● ACTIVITY:
Copy every record below exactly as written, but leave out the pictures.

● ENTRIES SUPPLIED:
================
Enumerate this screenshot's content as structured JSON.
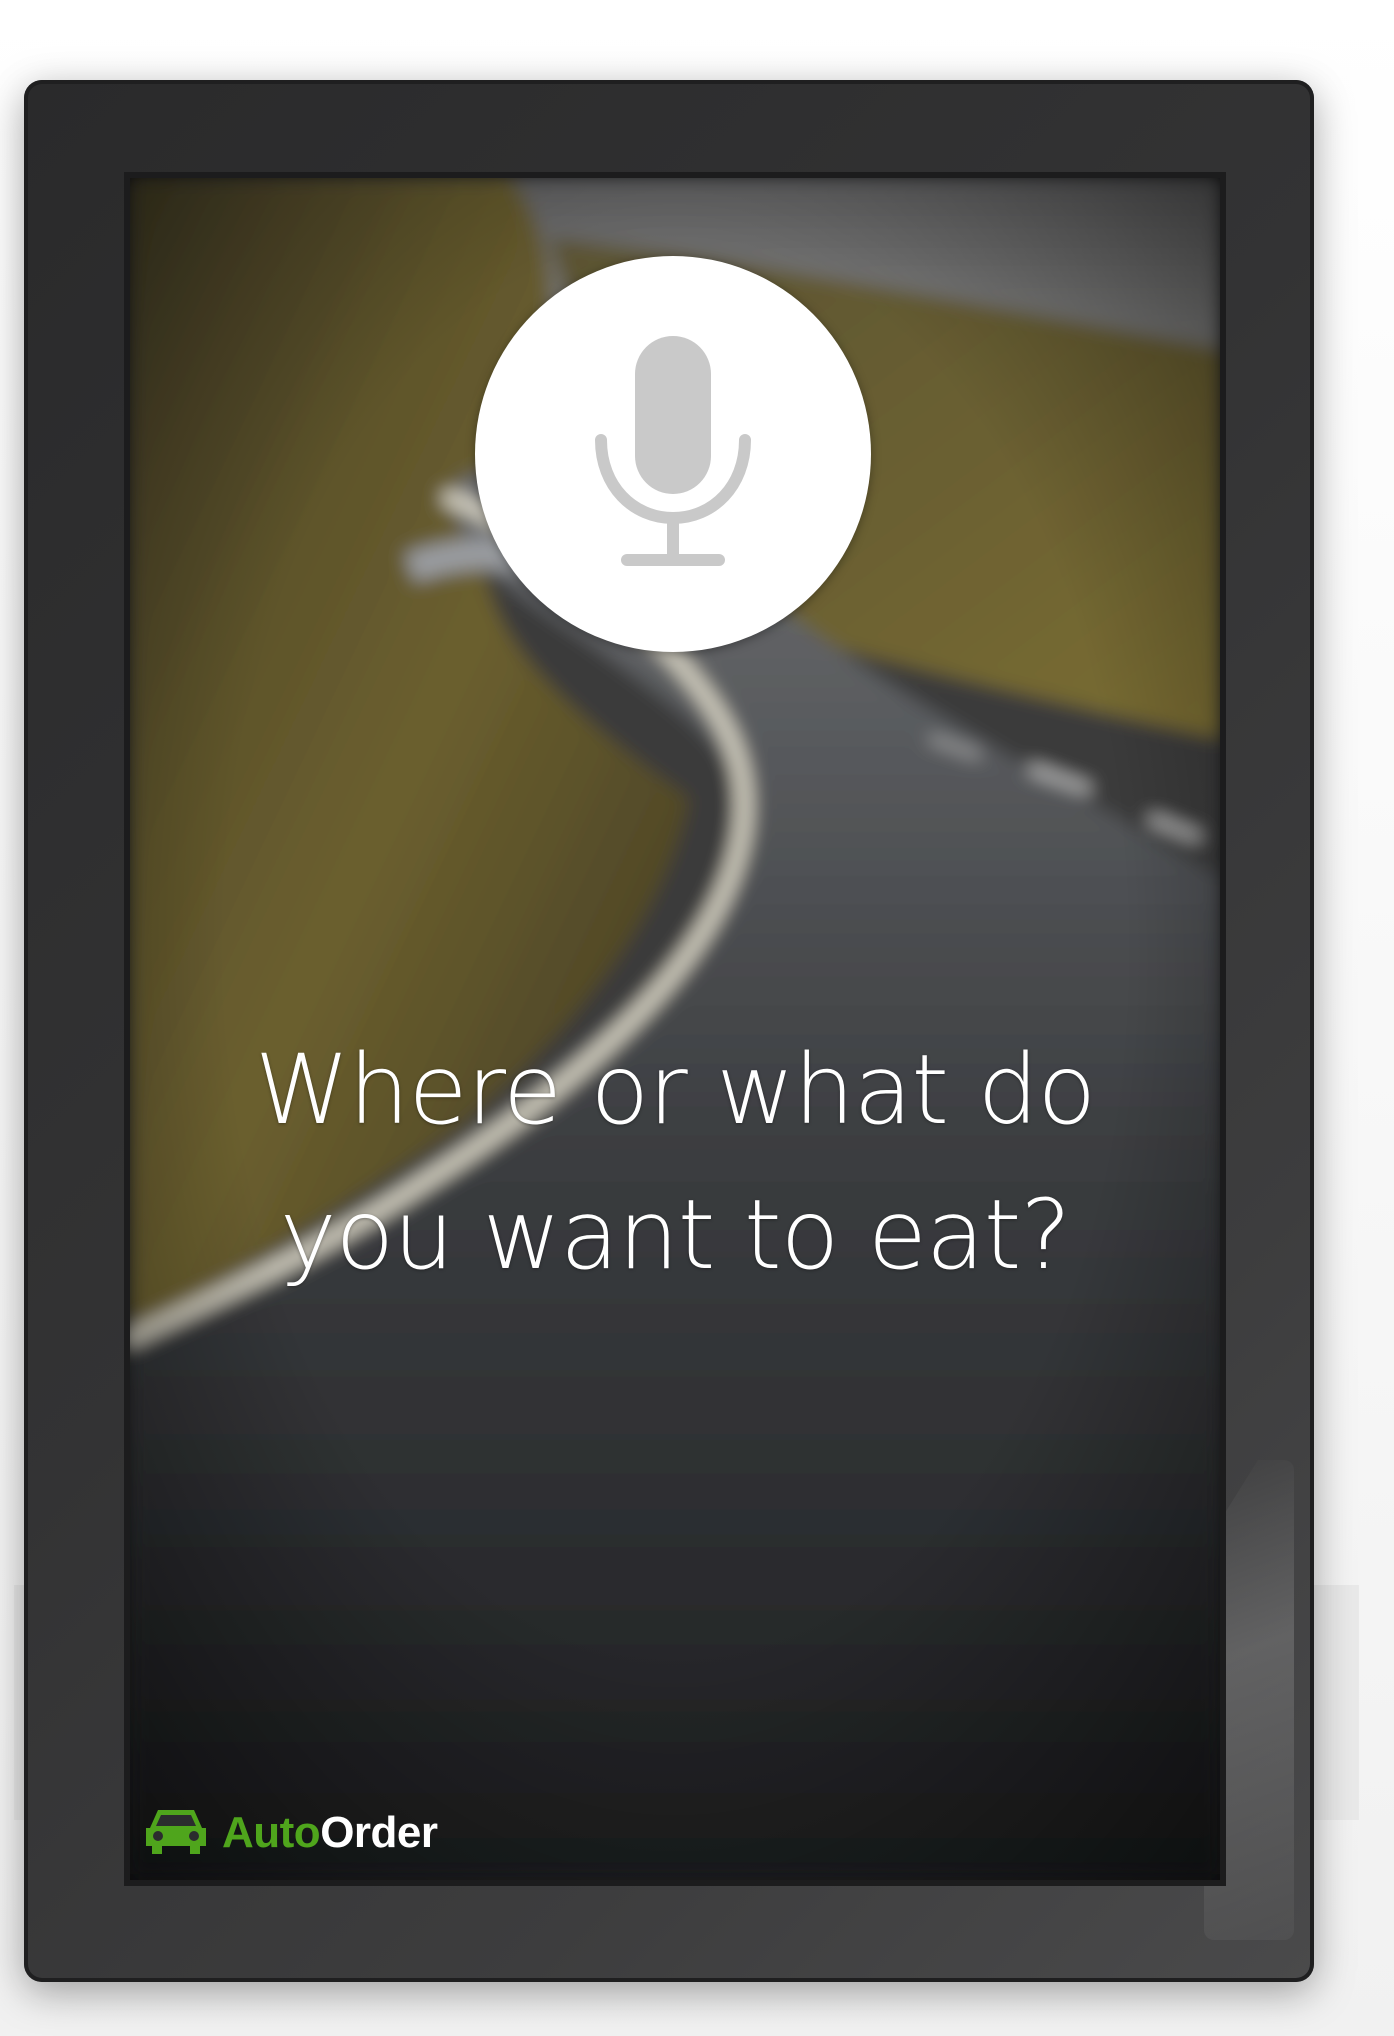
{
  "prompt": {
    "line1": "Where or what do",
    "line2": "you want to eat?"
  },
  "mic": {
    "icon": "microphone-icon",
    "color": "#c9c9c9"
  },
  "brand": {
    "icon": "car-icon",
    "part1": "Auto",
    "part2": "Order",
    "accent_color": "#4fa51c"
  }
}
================
● ANSWER BELOW:
Enumerate this screenshot's content as structured JSON.
{
  "prompt": {
    "line1": "Where or what do",
    "line2": "you want to eat?"
  },
  "mic": {
    "icon": "microphone-icon",
    "color": "#c9c9c9"
  },
  "brand": {
    "icon": "car-icon",
    "part1": "Auto",
    "part2": "Order",
    "accent_color": "#4fa51c"
  }
}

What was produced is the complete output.